New bipartisan Idaho council wants Congress to lift embargo on travel, trade with Cuba

The Spokesman-Review

By: Betsy Z. Russell

An array of Idaho state and business leaders launched the “Engage Cuba Idaho State Council” today, following the lead of 10 other states pushing for Congress to end the travel and trade ban on Cuba. Gov. Butch Otter, who led a state trade mission to Cuba in 2007, is chairing the new council.

“I’ve long been a supporter of opening up trade and other relationships with Cuba, even if our governments are unable to come to some bigger accommodation,” Otter said in a statement. “My travels to Cuba convince me that the people there have the same goals, the same ambitions and the same needs as we do here in Idaho. We both want more freedom; we both want more self-determination; and we both want fewer restrictions on our ability to participate in the global marketplace of goods and ideas.”

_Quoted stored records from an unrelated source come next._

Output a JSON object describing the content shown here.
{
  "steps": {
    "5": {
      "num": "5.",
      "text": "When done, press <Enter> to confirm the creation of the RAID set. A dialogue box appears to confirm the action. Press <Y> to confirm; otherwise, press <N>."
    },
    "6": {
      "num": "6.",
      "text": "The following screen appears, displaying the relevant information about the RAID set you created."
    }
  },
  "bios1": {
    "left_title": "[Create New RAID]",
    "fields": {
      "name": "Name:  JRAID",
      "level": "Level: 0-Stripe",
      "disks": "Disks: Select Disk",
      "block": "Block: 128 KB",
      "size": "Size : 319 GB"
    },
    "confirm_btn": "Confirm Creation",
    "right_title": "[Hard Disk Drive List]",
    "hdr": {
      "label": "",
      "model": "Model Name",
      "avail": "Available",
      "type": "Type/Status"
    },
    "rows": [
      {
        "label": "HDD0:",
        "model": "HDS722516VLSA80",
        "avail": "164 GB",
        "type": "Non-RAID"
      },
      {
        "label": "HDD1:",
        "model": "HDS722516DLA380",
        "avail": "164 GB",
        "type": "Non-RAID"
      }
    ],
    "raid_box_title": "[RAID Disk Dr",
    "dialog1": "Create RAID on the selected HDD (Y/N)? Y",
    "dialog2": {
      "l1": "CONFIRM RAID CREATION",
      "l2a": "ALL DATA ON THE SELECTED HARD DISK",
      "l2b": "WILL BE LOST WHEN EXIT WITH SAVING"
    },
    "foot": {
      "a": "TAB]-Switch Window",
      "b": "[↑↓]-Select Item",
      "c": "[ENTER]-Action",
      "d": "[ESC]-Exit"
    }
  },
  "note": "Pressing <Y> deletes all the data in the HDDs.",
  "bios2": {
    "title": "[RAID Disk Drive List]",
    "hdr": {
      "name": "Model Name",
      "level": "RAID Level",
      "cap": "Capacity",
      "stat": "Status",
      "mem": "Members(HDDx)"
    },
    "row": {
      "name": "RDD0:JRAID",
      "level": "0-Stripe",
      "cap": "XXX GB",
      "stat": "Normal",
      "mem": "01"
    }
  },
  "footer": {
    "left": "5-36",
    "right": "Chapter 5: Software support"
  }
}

According to the U.S. Embassy in Havana, “Travel to Cuba for tourist activities remains prohibited by statute.” However, U.S. travel to Cuba for “12 categories of authorized travel” is allowed, including family visits, journalistic activity, humanitarian projects, professional research and certain others. It’s not easy for Americans to travel in Cuba; U.S. credit and debit cards can’t be used, so travelers have to bring cash.

The council wants to open up both travel and trade. “Idaho farmers, dairymen and businesses are stuck on the sidelines as our foreign competitors continue to take advantage of Cuba’s growing markets,” said James Williams, president of the Engage Cuba Coalition in Washington, D.C., and a former staffer for John Kerry’s presidential campaign. “Opening up trade with Cuba would provide tremendous opportunities for Idaho’s agriculture and manufacturing sectors and support Cuba’s growing private sector.”

Otter has long been an advocate of trade with Cuba; prior to leading the 2007 state trade mission, he’d visited the island nation three times on lobbyist-funded trips as an Idaho congressman. Otter said he and then-Cuban President Fidel Castro “struck a respectful friendship,” and Otter tells stories of Castro referring to Otter as “my cowboy friend.”

The “Engage Cuba” effort is a bipartisan one; members of the new Idaho council range from state Senate Commerce Chair Jim Patrick, R-Twin Falls, to House Assistant Minority Leader Mat Erpelding, D-Boise. Others include state Agriculture Director Celia Gould; Arthur “Skip” Oppenheimer, chairman and CEO of Oppenheimer Companies Inc.; Frank Muir, president of the Idaho Potato Commission; Greg Koenig, owner of Koenig Vineyards; and Kevin Loveless, owner of Global Travel, among others.

Said Loveless, “Idahoans love to travel and experience new things and places. … The time has come for ending the embargo and to allow Americans the same abilities as Canadians and Europeans to visit this island paradise.”

Ivan Castillo, chairman of the Idaho Hispanic Chamber of Commerce, said, “Restricting American freedom and business has not brought about the democratic change in Cuba that we hoped it would. By ending the embargo with Cuba, we hope to expand export opportunities here in Idaho, while also benefitting Cuba’s growing private sector.”

The embargo on travel to Cuba has been in place for 55 years.